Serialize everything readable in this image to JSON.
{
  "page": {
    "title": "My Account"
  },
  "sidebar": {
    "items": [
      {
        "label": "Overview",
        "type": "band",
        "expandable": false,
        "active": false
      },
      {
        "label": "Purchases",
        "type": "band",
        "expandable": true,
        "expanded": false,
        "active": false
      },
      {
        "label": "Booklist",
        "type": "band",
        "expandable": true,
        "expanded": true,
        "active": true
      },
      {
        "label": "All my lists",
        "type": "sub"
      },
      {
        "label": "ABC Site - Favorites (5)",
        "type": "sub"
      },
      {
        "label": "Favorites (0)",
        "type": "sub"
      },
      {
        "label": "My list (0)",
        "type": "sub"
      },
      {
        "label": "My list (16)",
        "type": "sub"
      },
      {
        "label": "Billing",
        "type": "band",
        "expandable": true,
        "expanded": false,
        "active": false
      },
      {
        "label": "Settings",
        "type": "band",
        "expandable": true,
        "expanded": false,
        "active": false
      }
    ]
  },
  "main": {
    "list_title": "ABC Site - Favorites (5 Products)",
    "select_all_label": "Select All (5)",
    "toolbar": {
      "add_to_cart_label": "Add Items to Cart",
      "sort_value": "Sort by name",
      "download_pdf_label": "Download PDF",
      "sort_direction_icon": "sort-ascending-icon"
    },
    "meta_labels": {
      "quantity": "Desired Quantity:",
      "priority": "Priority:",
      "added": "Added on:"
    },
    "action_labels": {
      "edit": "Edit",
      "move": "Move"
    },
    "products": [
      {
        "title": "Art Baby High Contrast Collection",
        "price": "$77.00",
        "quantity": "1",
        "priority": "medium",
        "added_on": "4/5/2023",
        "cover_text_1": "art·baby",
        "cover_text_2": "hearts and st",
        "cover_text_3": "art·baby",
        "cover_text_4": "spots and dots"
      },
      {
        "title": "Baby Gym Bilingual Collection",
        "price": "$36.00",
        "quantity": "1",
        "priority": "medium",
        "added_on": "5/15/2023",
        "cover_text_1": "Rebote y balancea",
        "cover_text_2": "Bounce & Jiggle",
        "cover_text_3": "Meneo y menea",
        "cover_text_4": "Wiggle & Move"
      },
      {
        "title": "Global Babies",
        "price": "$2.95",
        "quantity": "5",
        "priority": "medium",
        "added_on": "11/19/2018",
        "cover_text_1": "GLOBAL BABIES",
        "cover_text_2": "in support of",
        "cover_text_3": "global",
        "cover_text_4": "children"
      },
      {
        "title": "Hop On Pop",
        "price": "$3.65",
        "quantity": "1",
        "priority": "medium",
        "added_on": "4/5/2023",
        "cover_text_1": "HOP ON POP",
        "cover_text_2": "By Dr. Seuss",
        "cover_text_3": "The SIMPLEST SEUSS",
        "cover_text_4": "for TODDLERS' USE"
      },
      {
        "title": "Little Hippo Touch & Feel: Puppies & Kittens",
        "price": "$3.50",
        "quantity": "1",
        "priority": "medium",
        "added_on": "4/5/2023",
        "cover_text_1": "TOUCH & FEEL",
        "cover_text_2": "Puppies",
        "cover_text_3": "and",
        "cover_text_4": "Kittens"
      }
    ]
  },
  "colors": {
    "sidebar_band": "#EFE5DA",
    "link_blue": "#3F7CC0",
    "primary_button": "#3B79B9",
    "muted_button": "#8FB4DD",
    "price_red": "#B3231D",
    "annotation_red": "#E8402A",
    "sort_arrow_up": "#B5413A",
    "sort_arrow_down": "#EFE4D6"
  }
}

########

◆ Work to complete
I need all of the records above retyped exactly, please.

◆ Solution for this exercise
Serialize everything readable in this image to JSON.
{
  "page": {
    "title": "My Account"
  },
  "sidebar": {
    "items": [
      {
        "label": "Overview",
        "type": "band",
        "expandable": false,
        "active": false
      },
      {
        "label": "Purchases",
        "type": "band",
        "expandable": true,
        "expanded": false,
        "active": false
      },
      {
        "label": "Booklist",
        "type": "band",
        "expandable": true,
        "expanded": true,
        "active": true
      },
      {
        "label": "All my lists",
        "type": "sub"
      },
      {
        "label": "ABC Site - Favorites (5)",
        "type": "sub"
      },
      {
        "label": "Favorites (0)",
        "type": "sub"
      },
      {
        "label": "My list (0)",
        "type": "sub"
      },
      {
        "label": "My list (16)",
        "type": "sub"
      },
      {
        "label": "Billing",
        "type": "band",
        "expandable": true,
        "expanded": false,
        "active": false
      },
      {
        "label": "Settings",
        "type": "band",
        "expandable": true,
        "expanded": false,
        "active": false
      }
    ]
  },
  "main": {
    "list_title": "ABC Site - Favorites (5 Products)",
    "select_all_label": "Select All (5)",
    "toolbar": {
      "add_to_cart_label": "Add Items to Cart",
      "sort_value": "Sort by name",
      "download_pdf_label": "Download PDF",
      "sort_direction_icon": "sort-ascending-icon"
    },
    "meta_labels": {
      "quantity": "Desired Quantity:",
      "priority": "Priority:",
      "added": "Added on:"
    },
    "action_labels": {
      "edit": "Edit",
      "move": "Move"
    },
    "products": [
      {
        "title": "Art Baby High Contrast Collection",
        "price": "$77.00",
        "quantity": "1",
        "priority": "medium",
        "added_on": "4/5/2023",
        "cover_text_1": "art·baby",
        "cover_text_2": "hearts and st",
        "cover_text_3": "art·baby",
        "cover_text_4": "spots and dots"
      },
      {
        "title": "Baby Gym Bilingual Collection",
        "price": "$36.00",
        "quantity": "1",
        "priority": "medium",
        "added_on": "5/15/2023",
        "cover_text_1": "Rebote y balancea",
        "cover_text_2": "Bounce & Jiggle",
        "cover_text_3": "Meneo y menea",
        "cover_text_4": "Wiggle & Move"
      },
      {
        "title": "Global Babies",
        "price": "$2.95",
        "quantity": "5",
        "priority": "medium",
        "added_on": "11/19/2018",
        "cover_text_1": "GLOBAL BABIES",
        "cover_text_2": "in support of",
        "cover_text_3": "global",
        "cover_text_4": "children"
      },
      {
        "title": "Hop On Pop",
        "price": "$3.65",
        "quantity": "1",
        "priority": "medium",
        "added_on": "4/5/2023",
        "cover_text_1": "HOP ON POP",
        "cover_text_2": "By Dr. Seuss",
        "cover_text_3": "The SIMPLEST SEUSS",
        "cover_text_4": "for TODDLERS' USE"
      },
      {
        "title": "Little Hippo Touch & Feel: Puppies & Kittens",
        "price": "$3.50",
        "quantity": "1",
        "priority": "medium",
        "added_on": "4/5/2023",
        "cover_text_1": "TOUCH & FEEL",
        "cover_text_2": "Puppies",
        "cover_text_3": "and",
        "cover_text_4": "Kittens"
      }
    ]
  },
  "colors": {
    "sidebar_band": "#EFE5DA",
    "link_blue": "#3F7CC0",
    "primary_button": "#3B79B9",
    "muted_button": "#8FB4DD",
    "price_red": "#B3231D",
    "annotation_red": "#E8402A",
    "sort_arrow_up": "#B5413A",
    "sort_arrow_down": "#EFE4D6"
  }
}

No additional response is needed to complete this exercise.